“Stop chasing the money and start chasing the passion.” – Tony Hsieh, CEO of Zappos
At this point, you’re probably thinking “hey, re:purpose, let’s get to the reasons already!” Ok, ok – here’s how a positive company culture increase profitability.

1. Engaged Employees

A 2012 study from the Center for American Progress found that the average cost to replace an employee earning $30,000 – $50,000 per year is 20 percent of annual salary. For high-salaried employees, it could cost up to 213 percent of annual salary. Employee turnover can get very expensive, very quickly. So in a positive corporate culture, when employees are respected by management and supported to do their job, they are more likely to find meaning in their work and be committed to the company’s goals.

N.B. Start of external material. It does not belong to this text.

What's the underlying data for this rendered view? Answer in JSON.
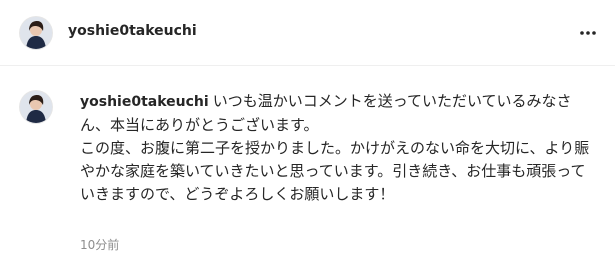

According to a Gallup research project, companies with engaged employees realize a 41 percent reduction in absenteeism and a 17 percent increase in productivity.  Engaged employees mean less job turnover and new hires, the attraction of better talent at the time of hiring, and stronger referrals of potential new employees. Also, in a positive environment, there tend to be lower medical and insurance costs, a decreased chance of litigation expenses, and any internal politics/disagreements are more apt to be settled constructively.

2. Happy Customers

Whether a company sells widgets or provides a service, without customers there is no business to be had. Customers make or break all businesses, so if profitability is what a company is after, the customer must be held in high regard. Engaged employees lead to loyal employees, and loyal employees lead to loyal customers –  and that drives profits. Having client-facing employees who find a definite purpose in their work is the key to excellent customer service, which results in repeat business and/or positive referrals to other (potential) customers.

3. Efficiency Equals Opportunity

Daily meetings to hash out the “who does what” or “I thought he was doing that” conversations are efficiency killers. When a company’s culture encourages smooth(er) internal communication between employees, teams, customers, or suppliers, cooperation and teamwork improve. This efficiency opens up time for problem-solving, as well as time to take on additional projects or clients, leading to corporate growth.

4. Supported Business Goals

From the CEO down to the entry-level employees, when everyone knows and respects the culture and goals, profits increase. Even in the face of adversity, be it market share loss or inventory problems, when working in a positive environment supported by senior leaders, employees can avoid the “culture of fear” that is often in place at other corporations. This allows them to be motivated to continue working towards the common goal of the company

5. Profit Generates Profit

That saying “it takes money to make money” is popular and widely used because it’s true. If a company wants to continue to grow, it’s going to need the money to do so – i.e., profit. So if a positive company culture increases profitability, then that profit can lead to additional growth. When a company has a culture that is viewed as negative by its employees, getting the profit needed to make even more profit is going to be that much more difficult. Moreover, according to Gallup, “the behaviors of highly engaged business units result in 21% greater profitability.” And what does a 21 percent increase in profit lead to? Greater profits.

Corporate Culture and Economic Performance

To back up the idea that a positive company culture increases profitability, we will leave you with this. Writing at Forbes.com, John Kotter discussed some strong findings on how corporate culture affects economic performance from his book Corporate Culture and Performance, which tracked the cultures of 200 companies over eleven years. He found that those with a “performance-enhancing culture” out-performed those without a positive culture by hundreds of percentage points, as seen below in this graphic:

Positive Company Culture Increases Profitability

 

Yes, that’s a 901 percent increase in stock price growth compared to a 74 percent increase.

Now it’s time to make sure your company is building a positive, productive culture that not only makes it a great place to work but also helps your bottom line. What steps are you taking to build such an environment, and how can re:purpose help you get there?

Yep, We Want to Build a Positive Business Culture